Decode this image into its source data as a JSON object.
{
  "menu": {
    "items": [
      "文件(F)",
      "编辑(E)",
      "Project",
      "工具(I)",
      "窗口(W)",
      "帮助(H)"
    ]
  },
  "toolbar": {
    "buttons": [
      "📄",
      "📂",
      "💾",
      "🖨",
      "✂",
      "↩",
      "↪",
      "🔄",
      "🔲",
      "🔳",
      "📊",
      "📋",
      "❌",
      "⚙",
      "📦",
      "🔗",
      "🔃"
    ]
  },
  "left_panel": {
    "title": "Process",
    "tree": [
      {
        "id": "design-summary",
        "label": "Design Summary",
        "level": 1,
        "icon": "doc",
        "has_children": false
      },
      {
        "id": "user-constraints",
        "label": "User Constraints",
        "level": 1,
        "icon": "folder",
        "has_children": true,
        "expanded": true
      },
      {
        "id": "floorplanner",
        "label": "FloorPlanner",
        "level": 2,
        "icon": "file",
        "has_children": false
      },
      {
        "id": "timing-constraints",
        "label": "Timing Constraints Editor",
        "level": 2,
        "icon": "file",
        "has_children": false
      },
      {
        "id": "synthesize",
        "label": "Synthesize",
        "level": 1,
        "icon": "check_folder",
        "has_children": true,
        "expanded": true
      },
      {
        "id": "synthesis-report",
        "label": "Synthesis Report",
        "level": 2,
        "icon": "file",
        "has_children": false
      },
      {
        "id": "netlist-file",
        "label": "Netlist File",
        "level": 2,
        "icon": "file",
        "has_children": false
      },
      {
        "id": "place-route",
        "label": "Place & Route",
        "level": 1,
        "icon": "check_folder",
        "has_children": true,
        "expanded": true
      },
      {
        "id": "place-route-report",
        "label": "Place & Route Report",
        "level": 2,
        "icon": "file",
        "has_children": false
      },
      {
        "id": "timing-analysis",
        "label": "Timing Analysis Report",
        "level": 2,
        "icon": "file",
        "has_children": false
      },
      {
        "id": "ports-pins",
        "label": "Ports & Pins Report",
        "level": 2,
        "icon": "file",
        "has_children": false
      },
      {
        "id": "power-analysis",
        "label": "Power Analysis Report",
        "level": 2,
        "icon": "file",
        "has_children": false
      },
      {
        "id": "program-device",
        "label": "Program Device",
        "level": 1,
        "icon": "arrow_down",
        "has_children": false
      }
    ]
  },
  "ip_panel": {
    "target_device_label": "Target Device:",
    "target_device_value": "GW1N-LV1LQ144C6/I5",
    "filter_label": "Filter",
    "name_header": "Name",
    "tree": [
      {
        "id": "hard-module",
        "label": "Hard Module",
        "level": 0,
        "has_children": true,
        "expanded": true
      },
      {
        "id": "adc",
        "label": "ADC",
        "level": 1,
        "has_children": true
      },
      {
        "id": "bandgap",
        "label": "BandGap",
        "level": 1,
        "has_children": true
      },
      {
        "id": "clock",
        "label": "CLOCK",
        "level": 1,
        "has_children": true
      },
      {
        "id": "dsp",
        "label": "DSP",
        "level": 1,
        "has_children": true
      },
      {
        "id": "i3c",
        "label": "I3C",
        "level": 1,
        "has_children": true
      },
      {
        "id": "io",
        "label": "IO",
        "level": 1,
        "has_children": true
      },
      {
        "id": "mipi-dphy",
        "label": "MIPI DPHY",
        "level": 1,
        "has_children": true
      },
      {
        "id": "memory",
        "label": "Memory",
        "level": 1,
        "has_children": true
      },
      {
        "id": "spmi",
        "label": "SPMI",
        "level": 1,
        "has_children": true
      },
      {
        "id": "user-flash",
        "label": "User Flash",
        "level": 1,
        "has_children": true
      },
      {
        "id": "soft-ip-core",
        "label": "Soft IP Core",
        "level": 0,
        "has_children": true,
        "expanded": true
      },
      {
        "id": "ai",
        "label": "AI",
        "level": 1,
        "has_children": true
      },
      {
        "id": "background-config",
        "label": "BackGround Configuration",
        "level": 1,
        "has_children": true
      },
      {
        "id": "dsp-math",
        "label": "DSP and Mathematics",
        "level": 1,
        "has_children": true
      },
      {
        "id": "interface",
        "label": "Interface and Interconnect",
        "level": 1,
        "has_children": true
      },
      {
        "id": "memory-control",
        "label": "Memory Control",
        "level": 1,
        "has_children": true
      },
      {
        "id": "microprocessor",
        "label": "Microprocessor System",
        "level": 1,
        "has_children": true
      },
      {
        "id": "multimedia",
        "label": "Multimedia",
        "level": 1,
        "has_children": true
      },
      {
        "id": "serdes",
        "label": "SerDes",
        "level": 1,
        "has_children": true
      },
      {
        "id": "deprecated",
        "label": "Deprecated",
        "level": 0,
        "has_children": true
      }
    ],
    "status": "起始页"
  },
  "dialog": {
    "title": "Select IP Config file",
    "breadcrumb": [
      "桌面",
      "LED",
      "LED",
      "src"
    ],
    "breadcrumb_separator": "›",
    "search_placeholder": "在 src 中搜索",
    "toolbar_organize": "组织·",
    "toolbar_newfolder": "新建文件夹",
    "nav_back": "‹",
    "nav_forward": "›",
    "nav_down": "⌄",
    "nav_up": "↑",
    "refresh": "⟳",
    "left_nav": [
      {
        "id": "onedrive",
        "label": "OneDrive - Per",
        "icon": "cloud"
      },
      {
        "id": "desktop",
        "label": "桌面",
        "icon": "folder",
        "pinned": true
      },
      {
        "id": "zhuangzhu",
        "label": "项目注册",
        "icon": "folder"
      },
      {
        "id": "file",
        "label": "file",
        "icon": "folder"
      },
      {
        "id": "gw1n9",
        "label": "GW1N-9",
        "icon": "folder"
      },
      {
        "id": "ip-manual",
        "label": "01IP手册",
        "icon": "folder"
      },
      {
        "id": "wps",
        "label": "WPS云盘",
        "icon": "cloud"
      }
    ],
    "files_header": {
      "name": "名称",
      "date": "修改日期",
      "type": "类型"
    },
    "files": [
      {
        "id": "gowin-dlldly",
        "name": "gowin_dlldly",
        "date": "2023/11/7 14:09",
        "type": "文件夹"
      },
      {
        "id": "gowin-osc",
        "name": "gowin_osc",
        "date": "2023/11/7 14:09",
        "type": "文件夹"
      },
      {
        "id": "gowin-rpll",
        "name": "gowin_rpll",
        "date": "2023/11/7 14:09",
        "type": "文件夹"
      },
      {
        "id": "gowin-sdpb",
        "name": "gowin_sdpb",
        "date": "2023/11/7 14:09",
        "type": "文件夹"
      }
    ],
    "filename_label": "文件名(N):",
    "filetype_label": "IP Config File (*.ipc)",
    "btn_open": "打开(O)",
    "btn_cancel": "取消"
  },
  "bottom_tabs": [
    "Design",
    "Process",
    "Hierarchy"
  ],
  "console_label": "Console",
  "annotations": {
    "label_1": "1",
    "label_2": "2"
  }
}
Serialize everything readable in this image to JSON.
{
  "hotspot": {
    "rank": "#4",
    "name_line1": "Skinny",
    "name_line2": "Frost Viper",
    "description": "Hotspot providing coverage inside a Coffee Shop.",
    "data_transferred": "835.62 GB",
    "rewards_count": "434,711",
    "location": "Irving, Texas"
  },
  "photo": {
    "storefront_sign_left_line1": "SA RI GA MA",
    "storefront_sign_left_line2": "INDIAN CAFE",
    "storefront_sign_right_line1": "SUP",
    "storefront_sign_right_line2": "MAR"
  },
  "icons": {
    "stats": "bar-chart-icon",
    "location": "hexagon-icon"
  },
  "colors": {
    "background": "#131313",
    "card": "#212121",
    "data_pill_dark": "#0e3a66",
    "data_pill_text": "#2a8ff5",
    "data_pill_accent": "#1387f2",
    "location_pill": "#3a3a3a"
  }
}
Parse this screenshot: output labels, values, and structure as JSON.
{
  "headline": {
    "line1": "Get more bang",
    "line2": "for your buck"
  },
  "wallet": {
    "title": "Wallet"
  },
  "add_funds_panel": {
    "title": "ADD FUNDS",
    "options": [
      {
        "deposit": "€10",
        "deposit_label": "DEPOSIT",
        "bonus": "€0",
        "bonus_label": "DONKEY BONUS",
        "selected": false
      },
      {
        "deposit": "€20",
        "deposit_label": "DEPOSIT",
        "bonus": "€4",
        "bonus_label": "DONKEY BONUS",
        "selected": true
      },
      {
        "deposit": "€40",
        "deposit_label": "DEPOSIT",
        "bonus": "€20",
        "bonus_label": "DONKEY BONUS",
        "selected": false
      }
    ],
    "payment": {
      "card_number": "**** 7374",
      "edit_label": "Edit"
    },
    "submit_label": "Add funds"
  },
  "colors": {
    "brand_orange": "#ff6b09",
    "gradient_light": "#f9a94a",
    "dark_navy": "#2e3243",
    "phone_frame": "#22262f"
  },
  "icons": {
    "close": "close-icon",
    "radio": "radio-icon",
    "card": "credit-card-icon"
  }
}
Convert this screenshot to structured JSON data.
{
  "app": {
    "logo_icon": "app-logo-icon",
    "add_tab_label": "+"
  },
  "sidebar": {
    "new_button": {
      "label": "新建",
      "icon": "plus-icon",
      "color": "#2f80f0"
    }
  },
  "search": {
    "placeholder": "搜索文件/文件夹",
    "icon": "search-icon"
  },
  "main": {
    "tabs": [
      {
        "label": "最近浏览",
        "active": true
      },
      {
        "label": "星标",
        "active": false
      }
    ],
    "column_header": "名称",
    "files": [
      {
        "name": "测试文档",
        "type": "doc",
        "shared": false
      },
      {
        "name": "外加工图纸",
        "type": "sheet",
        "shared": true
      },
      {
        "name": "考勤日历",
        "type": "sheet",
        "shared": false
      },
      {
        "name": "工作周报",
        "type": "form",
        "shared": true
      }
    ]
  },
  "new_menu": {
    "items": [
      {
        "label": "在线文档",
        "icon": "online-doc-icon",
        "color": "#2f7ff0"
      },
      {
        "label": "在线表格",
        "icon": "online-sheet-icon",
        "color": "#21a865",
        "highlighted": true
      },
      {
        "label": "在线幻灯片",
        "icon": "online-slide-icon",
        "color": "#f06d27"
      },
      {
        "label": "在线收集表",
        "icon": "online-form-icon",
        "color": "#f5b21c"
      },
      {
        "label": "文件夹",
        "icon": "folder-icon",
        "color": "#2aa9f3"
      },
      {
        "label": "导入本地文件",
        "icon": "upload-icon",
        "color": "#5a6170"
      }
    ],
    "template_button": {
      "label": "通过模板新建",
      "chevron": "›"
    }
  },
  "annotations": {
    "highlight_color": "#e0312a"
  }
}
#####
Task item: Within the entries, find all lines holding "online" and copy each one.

Answer for this exercise:
        "icon": "online-doc-icon",
        "icon": "online-sheet-icon",
        "icon": "online-slide-icon",
        "icon": "online-form-icon",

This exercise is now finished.